The late Philippine food and culture guru, Doreen Fernandez, wrote a very thorough essay on batchoy. I’ll post it here sometime.
Batchoy is basically a sweet meat broth with fresh noodles (miki) topped with slices of pork meat and innards, fried chopped garlic, spring onions (sibuyas dahon) and crushed pork cracklings (chicharon).
Ted’s batchoy is the most popular, having had a headstart in marketing it upstream. (They have branches in Manila already..but haven’t tried them there).
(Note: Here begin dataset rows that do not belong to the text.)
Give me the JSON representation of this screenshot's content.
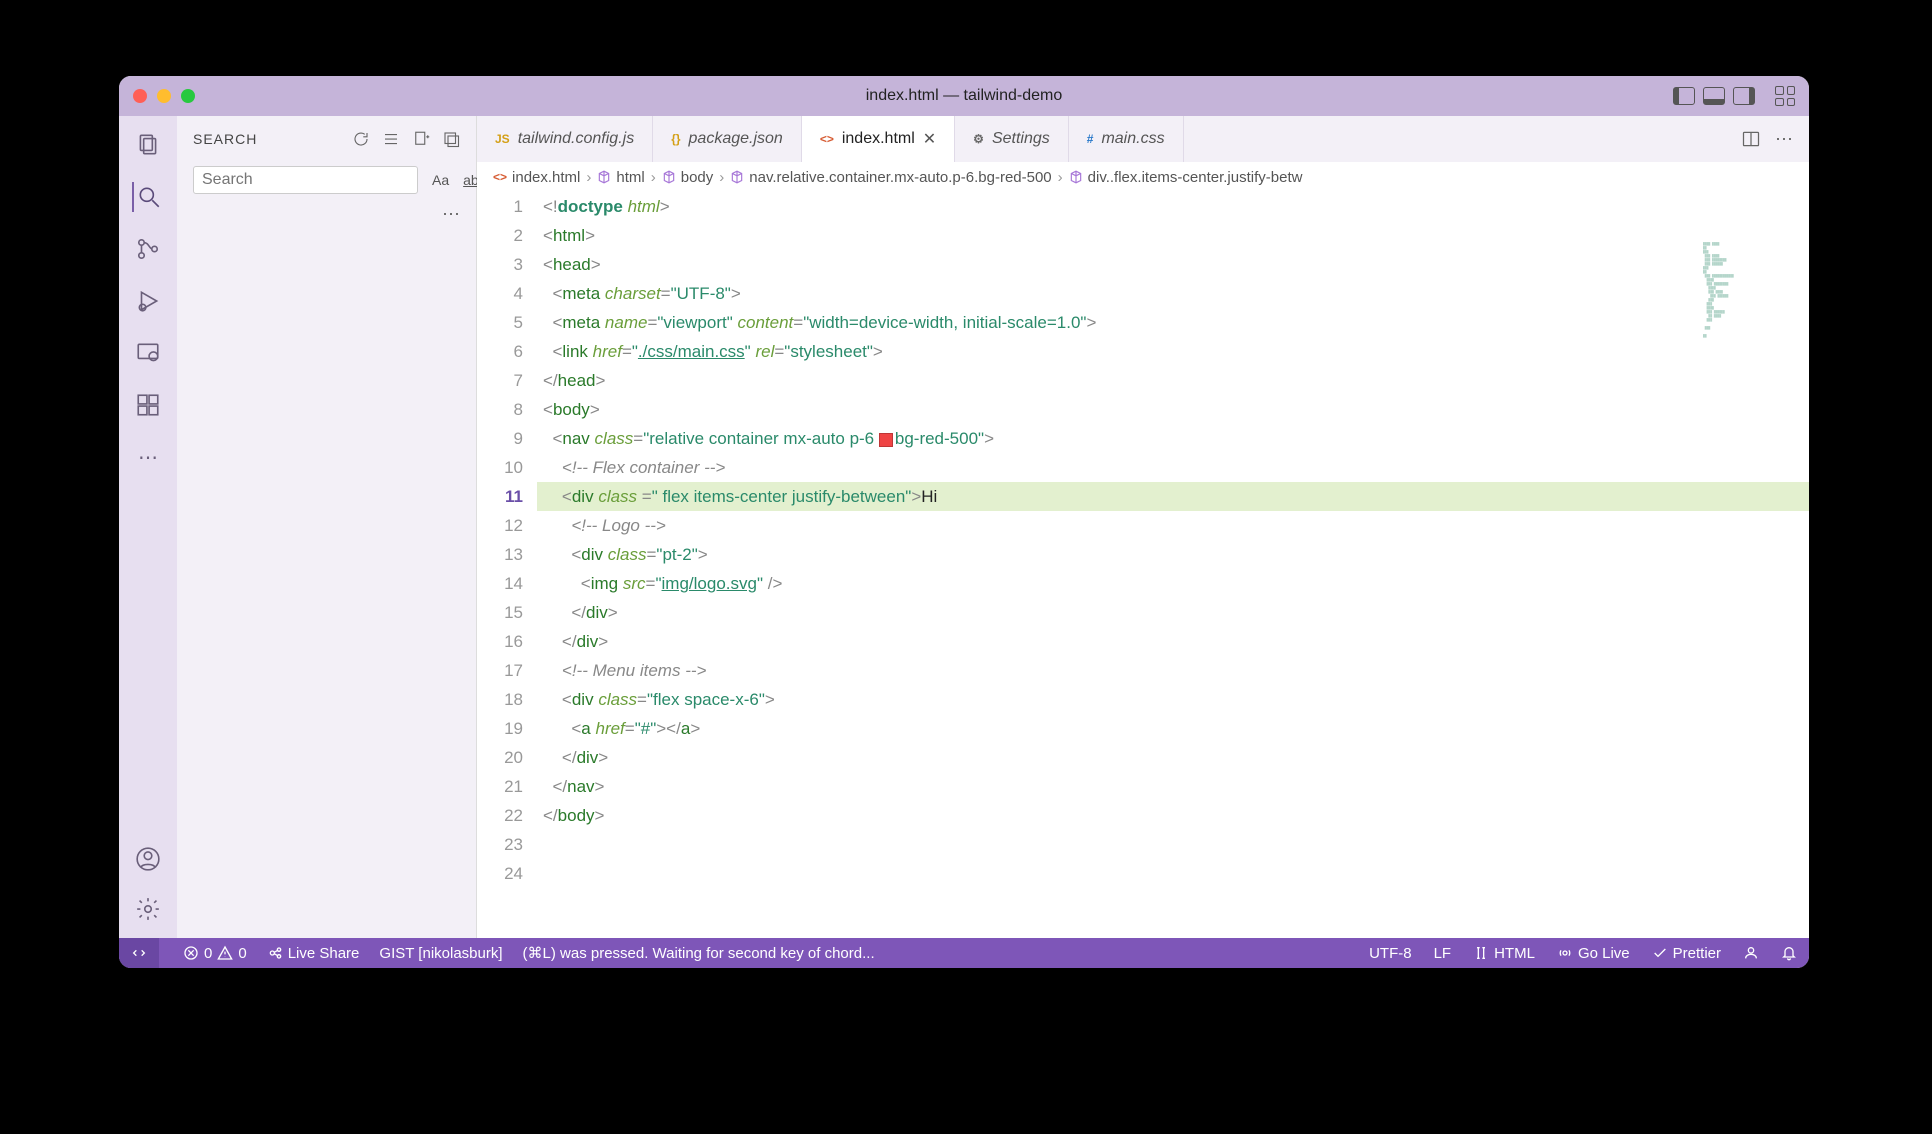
{
  "title": "index.html — tailwind-demo",
  "sidebar": {
    "title": "SEARCH",
    "placeholder": "Search",
    "opts": {
      "case": "Aa",
      "word": "ab",
      "regex": ".*"
    }
  },
  "tabs": [
    {
      "icon": "JS",
      "iconClass": "js",
      "name": "tailwind.config.js",
      "italic": true
    },
    {
      "icon": "{}",
      "iconClass": "json",
      "name": "package.json",
      "italic": true
    },
    {
      "icon": "<>",
      "iconClass": "htmli",
      "name": "index.html",
      "active": true,
      "close": true
    },
    {
      "icon": "⚙",
      "iconClass": "gear",
      "name": "Settings",
      "italic": true
    },
    {
      "icon": "#",
      "iconClass": "css",
      "name": "main.css",
      "italic": true
    }
  ],
  "breadcrumb": [
    "index.html",
    "html",
    "body",
    "nav.relative.container.mx-auto.p-6.bg-red-500",
    "div..flex.items-center.justify-betw"
  ],
  "gutter": [
    "1",
    "2",
    "3",
    "4",
    "5",
    "6",
    "7",
    "8",
    "9",
    "10",
    "11",
    "12",
    "13",
    "14",
    "15",
    "16",
    "17",
    "18",
    "19",
    "20",
    "21",
    "22",
    "23",
    "24"
  ],
  "activeLine": 11,
  "code": {
    "l1": {
      "doctype": "doctype",
      "html": "html"
    },
    "l2": "html",
    "l3": "head",
    "l4": {
      "tag": "meta",
      "a1": "charset",
      "v1": "UTF-8"
    },
    "l5": {
      "tag": "meta",
      "a1": "name",
      "v1": "viewport",
      "a2": "content",
      "v2": "width=device-width, initial-scale=1.0"
    },
    "l6": {
      "tag": "link",
      "a1": "href",
      "v1": "./css/main.css",
      "a2": "rel",
      "v2": "stylesheet"
    },
    "l7": "head",
    "l8": "body",
    "l9": {
      "tag": "nav",
      "a": "class",
      "v1": "relative container mx-auto p-6 ",
      "v2": "bg-red-500"
    },
    "l10": " Flex container ",
    "l11": {
      "tag": "div",
      "a": "class",
      "v": " flex items-center justify-between",
      "txt": "Hi"
    },
    "l12": " Logo ",
    "l13": {
      "tag": "div",
      "a": "class",
      "v": "pt-2"
    },
    "l14": {
      "tag": "img",
      "a": "src",
      "v": "img/logo.svg"
    },
    "l15": "div",
    "l16": "div",
    "l17": " Menu items ",
    "l18": {
      "tag": "div",
      "a": "class",
      "v": "flex space-x-6"
    },
    "l19": {
      "tag": "a",
      "a": "href",
      "v": "#"
    },
    "l20": "div",
    "l22": "nav",
    "l24": "body"
  },
  "status": {
    "errors": "0",
    "warnings": "0",
    "liveshare": "Live Share",
    "gist": "GIST [nikolasburk]",
    "msg": "(⌘L) was pressed. Waiting for second key of chord...",
    "encoding": "UTF-8",
    "eol": "LF",
    "lang": "HTML",
    "golive": "Go Live",
    "prettier": "Prettier"
  }
}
Lately though, Deco’s is challenging Ted’s supremacy. What used to be a typical batchoyan at La Paz Market, Deco’s has been given a sleek image by the owners of Mang Inasal.
Ted’s and Deco’s are not the only batchoy places in Iloilo. Batchoy is everywhere. I should say batchoy is the soup of the Ilonggo public. Before Ted’s and Deco’s became cozy and airconditioned, these two were rugged batchoyans inside the La Paz Public Market catering to marketgoers and market vendors alike. That’s why, the marketplace or tienda is the place to go for a batchoy adventure.
So far (I haven’t tried that many yet) the batchoyan that I keep coming back to is found at the dry goods market in the town of Pototan. It’s called TAK’s, short cut for Takya…Eustaquia, its owner. The meat broth is not watered-down but heavy with real carabeef flavor.
Another batchoy, the one Inday Hami likes is found along Mandurriao Plaza. It’s called Ric Rugged’s Batchoy (that’s pix above) Fancy name, huh? It sure is rugged. No plush seats and tables. Inday Hami even likes climbing the 40 degree ladder/stairs? to eat her twenty peso tasty batchoy at Ric Rugged’s “balcony.”
Now, I’m really hungry. It’s 1:15 p.m. already. I think you know what I just craved for. Till the next post.
P.S. If you know of a great batchoyan, tell us about it at iloveiloilo, ok?